Disability insurance is meant to protect you against loss of income due to partial, or full disabilities. It works for both temporary and permanent disabilities, and acts as a replacement income rather than a supplemental one. Disabilities can be physical or mental, and include such problems as broken bones, ADHD, and disabling diseases such as cancer. Personal disability insurance may disqualify conditions that were present before the insurance was secured, while other forms of disability insurance provide coverage equally for all policyholders.
Persons who are receiving disability insurance may be restricted from working in certain occupations or for more than a limited number of hours. Total disability means that you are allowed no external income, and your disability benefits could be forfeit if you take on any type of job. Under partial disability, you are allowed to work under certain provisions, such as working from home in a virtual office environment, but the amount of income you are allowed to earn is limited.

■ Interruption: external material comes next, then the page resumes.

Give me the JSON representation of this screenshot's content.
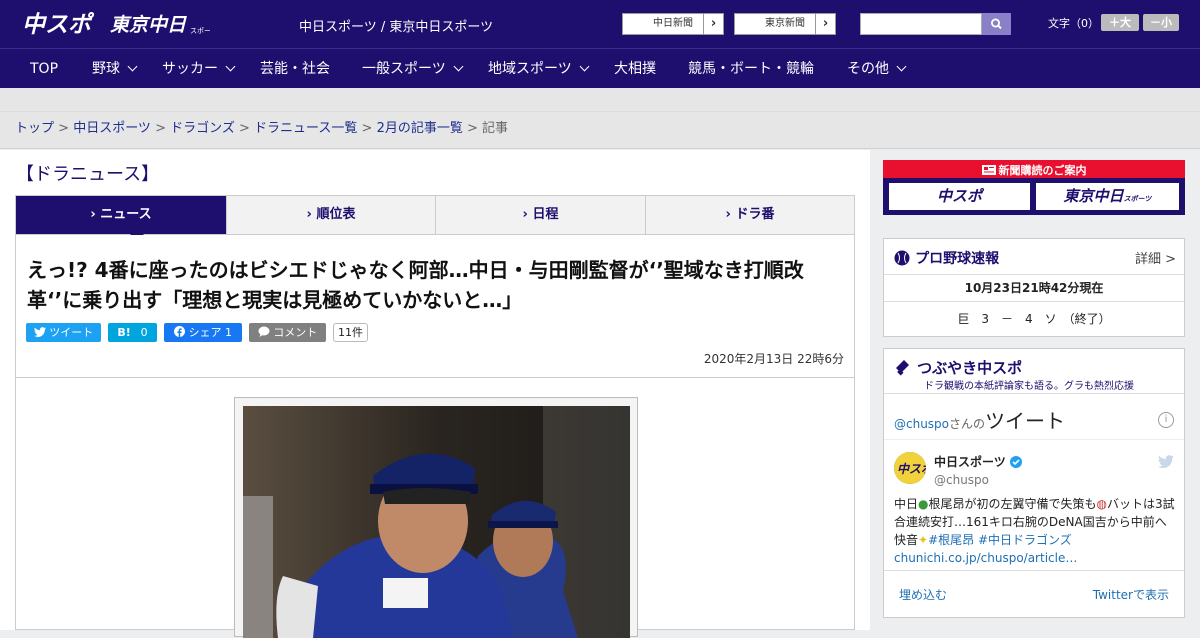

Government sponsored disability insurance generally pays a fixed monthly amount based on your tax records for your working career, or based on current minimum statistics if you have insufficient working history. This type of insurance is far more minimal than private insurance, but it is an option when nothing else is available.
Private disability coverages include full reimbursement of costs and expenses, including mortgage payments, car payments, and utility bills. Some forms of private disability provide for food and travel allowances as well, if they were written into the plan. This type of plan is offered by companies such as AFLAC, and are riders that can be added onto health insurance, usually through employer sponsored benefits programs.
Answered March 8, 2011 by Anonymous